**WORK REQUEST**. Every line of the records that holds the word "support" should be copied.

**THE DATA**.
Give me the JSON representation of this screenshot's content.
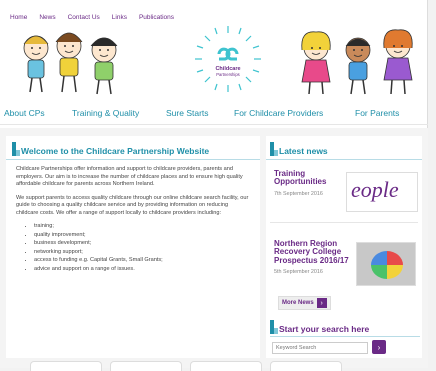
{
  "top_nav": [
    "Home",
    "News",
    "Contact Us",
    "Links",
    "Publications"
  ],
  "logo": {
    "line1": "Childcare",
    "line2": "Partnerships"
  },
  "main_nav": [
    "About CPs",
    "Training & Quality",
    "Sure Starts",
    "For Childcare Providers",
    "For Parents"
  ],
  "welcome": {
    "title": "Welcome to the Childcare Partnership Website",
    "para1": "Childcare Partnerships offer information and support to childcare providers, parents and employers. Our aim is to increase the number of childcare places and to ensure high quality affordable childcare for parents across Northern Ireland.",
    "para2": "We support parents to access quality childcare through our online childcare search facility, our guide to choosing a quality childcare service and by providing information on reducing childcare costs. We offer a range of support locally to childcare providers including:",
    "bullets": [
      "training;",
      "quality improvement;",
      "business development;",
      "networking support;",
      "access to funding e.g. Capital Grants, Small Grants;",
      "advice and support on a range of issues."
    ]
  },
  "news": {
    "title": "Latest news",
    "items": [
      {
        "title": "Training Opportunities",
        "date": "7th September 2016",
        "thumb_text": "eople"
      },
      {
        "title": "Northern Region Recovery College Prospectus 2016/17",
        "date": "5th September 2016"
      }
    ],
    "more_label": "More News"
  },
  "search": {
    "title": "Start your search here",
    "placeholder": "Keyword Search"
  },
  "colors": {
    "purple": "#6a2a86",
    "teal": "#1f8fa8"
  }
}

**SOLVED PROBLEM**.
    "para1": "Childcare Partnerships offer information and support to childcare providers, parents and employers. Our aim is to increase the number of childcare places and to ensure high quality affordable childcare for parents across Northern Ireland.",
    "para2": "We support parents to access quality childcare through our online childcare search facility, our guide to choosing a quality childcare service and by providing information on reducing childcare costs. We offer a range of support locally to childcare providers including:",
      "networking support;",
      "advice and support on a range of issues."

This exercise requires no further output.